*BRIEF*.
When you retype the data, keep every line exactly as it appears.

*DATA FOR THE TASK*.
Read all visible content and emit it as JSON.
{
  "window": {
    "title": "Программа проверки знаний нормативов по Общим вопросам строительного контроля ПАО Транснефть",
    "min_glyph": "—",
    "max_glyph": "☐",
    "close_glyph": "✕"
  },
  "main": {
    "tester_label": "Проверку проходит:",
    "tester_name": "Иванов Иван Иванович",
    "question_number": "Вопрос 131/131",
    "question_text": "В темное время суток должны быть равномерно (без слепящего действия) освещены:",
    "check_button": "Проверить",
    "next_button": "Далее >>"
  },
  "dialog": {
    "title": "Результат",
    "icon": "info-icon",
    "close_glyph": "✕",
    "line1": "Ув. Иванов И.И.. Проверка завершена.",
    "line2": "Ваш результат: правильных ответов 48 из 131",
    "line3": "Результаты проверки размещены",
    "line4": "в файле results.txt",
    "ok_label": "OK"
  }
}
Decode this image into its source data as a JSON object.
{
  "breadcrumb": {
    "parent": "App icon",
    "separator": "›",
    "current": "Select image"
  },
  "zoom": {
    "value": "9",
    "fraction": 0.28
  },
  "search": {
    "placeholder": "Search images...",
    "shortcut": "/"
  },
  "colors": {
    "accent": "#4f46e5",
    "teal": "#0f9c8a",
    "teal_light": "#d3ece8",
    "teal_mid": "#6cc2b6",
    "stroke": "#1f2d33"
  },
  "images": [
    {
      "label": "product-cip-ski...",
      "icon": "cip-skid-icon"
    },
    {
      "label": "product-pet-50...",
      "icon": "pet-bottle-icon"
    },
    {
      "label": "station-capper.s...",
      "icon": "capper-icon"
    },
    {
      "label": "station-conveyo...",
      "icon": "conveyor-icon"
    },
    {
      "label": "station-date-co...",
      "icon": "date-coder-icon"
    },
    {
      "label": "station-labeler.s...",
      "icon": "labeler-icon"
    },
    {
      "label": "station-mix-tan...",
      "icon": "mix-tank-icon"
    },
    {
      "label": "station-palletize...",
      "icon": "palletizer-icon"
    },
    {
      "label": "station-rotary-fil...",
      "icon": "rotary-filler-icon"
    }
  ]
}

*REPLY*.
Read all visible content and emit it as JSON.
{
  "window": {
    "title": "Программа проверки знаний нормативов по Общим вопросам строительного контроля ПАО Транснефть",
    "min_glyph": "—",
    "max_glyph": "☐",
    "close_glyph": "✕"
  },
  "main": {
    "tester_label": "Проверку проходит:",
    "tester_name": "Иванов Иван Иванович",
    "question_number": "Вопрос 131/131",
    "question_text": "В темное время суток должны быть равномерно (без слепящего действия) освещены:",
    "check_button": "Проверить",
    "next_button": "Далее >>"
  },
  "dialog": {
    "title": "Результат",
    "icon": "info-icon",
    "close_glyph": "✕",
    "line1": "Ув. Иванов И.И.. Проверка завершена.",
    "line2": "Ваш результат: правильных ответов 48 из 131",
    "line3": "Результаты проверки размещены",
    "line4": "в файле results.txt",
    "ok_label": "OK"
  }
}
Decode this image into its source data as a JSON object.
{
  "breadcrumb": {
    "parent": "App icon",
    "separator": "›",
    "current": "Select image"
  },
  "zoom": {
    "value": "9",
    "fraction": 0.28
  },
  "search": {
    "placeholder": "Search images...",
    "shortcut": "/"
  },
  "colors": {
    "accent": "#4f46e5",
    "teal": "#0f9c8a",
    "teal_light": "#d3ece8",
    "teal_mid": "#6cc2b6",
    "stroke": "#1f2d33"
  },
  "images": [
    {
      "label": "product-cip-ski...",
      "icon": "cip-skid-icon"
    },
    {
      "label": "product-pet-50...",
      "icon": "pet-bottle-icon"
    },
    {
      "label": "station-capper.s...",
      "icon": "capper-icon"
    },
    {
      "label": "station-conveyo...",
      "icon": "conveyor-icon"
    },
    {
      "label": "station-date-co...",
      "icon": "date-coder-icon"
    },
    {
      "label": "station-labeler.s...",
      "icon": "labeler-icon"
    },
    {
      "label": "station-mix-tan...",
      "icon": "mix-tank-icon"
    },
    {
      "label": "station-palletize...",
      "icon": "palletizer-icon"
    },
    {
      "label": "station-rotary-fil...",
      "icon": "rotary-filler-icon"
    }
  ]
}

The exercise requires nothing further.